I have forgotten when I last bought handkerchiefs but when I checked out their prices last week during the start of the Mega Sale Carnival, I was shocked.
While the handkerchiefs fitted nicely into my pockets, their prices did not.
So, I figured why not make some myself? I was even more motivated when I saw how similar the patterns on some of the branded handkerchiefs were to that of the common “kain pel i k at ”.
As far as I can tell, the handkerchiefs that we pay so much for usually stays in the pocket until we need to wipe curry off our lips or sweat off our foreheads.
It is not a fashion statement, unlike your necktie, for instance.
And you don’t need to be embarrassed about your handkerchief unless it has got holes in it like some of mine.
You could get them cheaper if you buy in bulk from warehouse stores, of course.
But even a dozen will last you for decades.
Those made from “kain p e l i k at ”, I think, should last longer than your jeans.
A kain pelikat costs about RM12, out of which you could easily make 10 to 15 pieces of handkerchiefs.
Compare this with handkerchiefs which cost between RM3 and RM7 a piece and you will see why I am “sew”m o t i vat e d .
My wife was not amused, however.
I could be penny wise but pound foolish, she said, since the time spent in trying to thread the needle on the sewingmachine could be put to better use.
I assured her that I was not wasting my time.
Besides, it should be good for the children to learn how to use a sewing machine and they even be encouraged to make things for their own use.

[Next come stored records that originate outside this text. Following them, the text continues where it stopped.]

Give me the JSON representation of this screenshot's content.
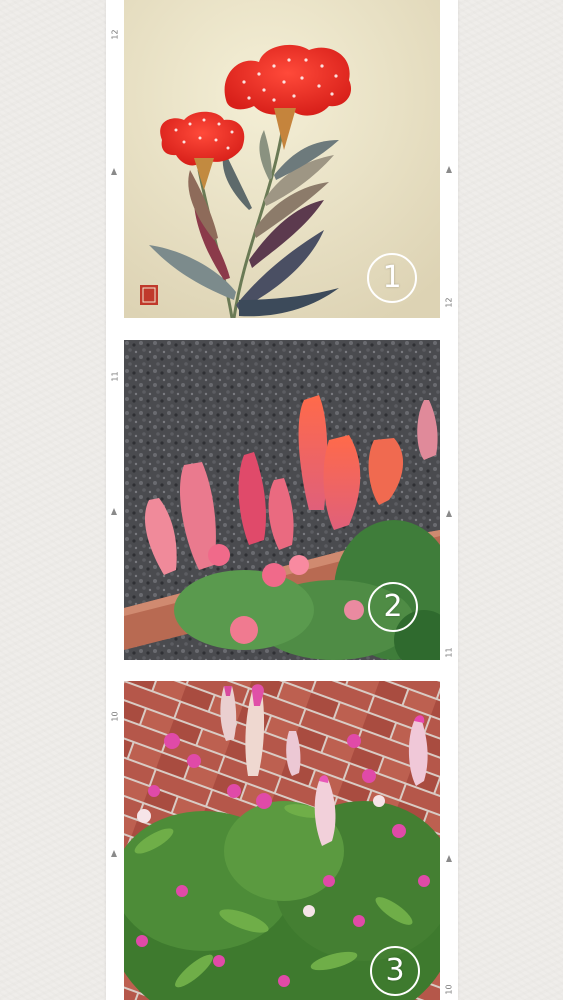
{
  "strip": {
    "frames": [
      {
        "label": "1",
        "frame_numbers": [
          "12",
          "12"
        ]
      },
      {
        "label": "2",
        "frame_numbers": [
          "11",
          "11"
        ]
      },
      {
        "label": "3",
        "frame_numbers": [
          "10",
          "10"
        ]
      }
    ]
  }
}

When I was growing up, almost everything in the housewas self-made— from cooking utensils to wooden stools and curtains.
My maternal grandmother fashioned coconut shells and joined them to pieces of bamboo to make “senduk” (ladle).
Children collected fallen palm fronds and stripped the leaves off the spines to make “lidi” brooms.
I had even woven hammocks out of raffia strings when I was not helping the neighbours repair their “jala” (fishing nets).
In those days, everyone in the village I grew up in knew how to make something.
The men would make simple items like wooden stools and troughs for poultry feed from discarded planks collected from sawmill dumps.
The women would sew patches of leftover fabric collected from tailors and turn them into floor mats, quilt blankets and even bedsheets.
Kids also made their own toys.
Of course, being poor had fired the creative spark in many of the villagers.
Rather than pop into the local “kedai r uncit” (sundry shop) to buy what we wanted, we looked for stuff we could use to make what we needed unless we really had no choice.
And the good thing about this creative streak in most of us who grew up the hard way was that it taught us to be self-reliant in later years.
Saving money was the bonus.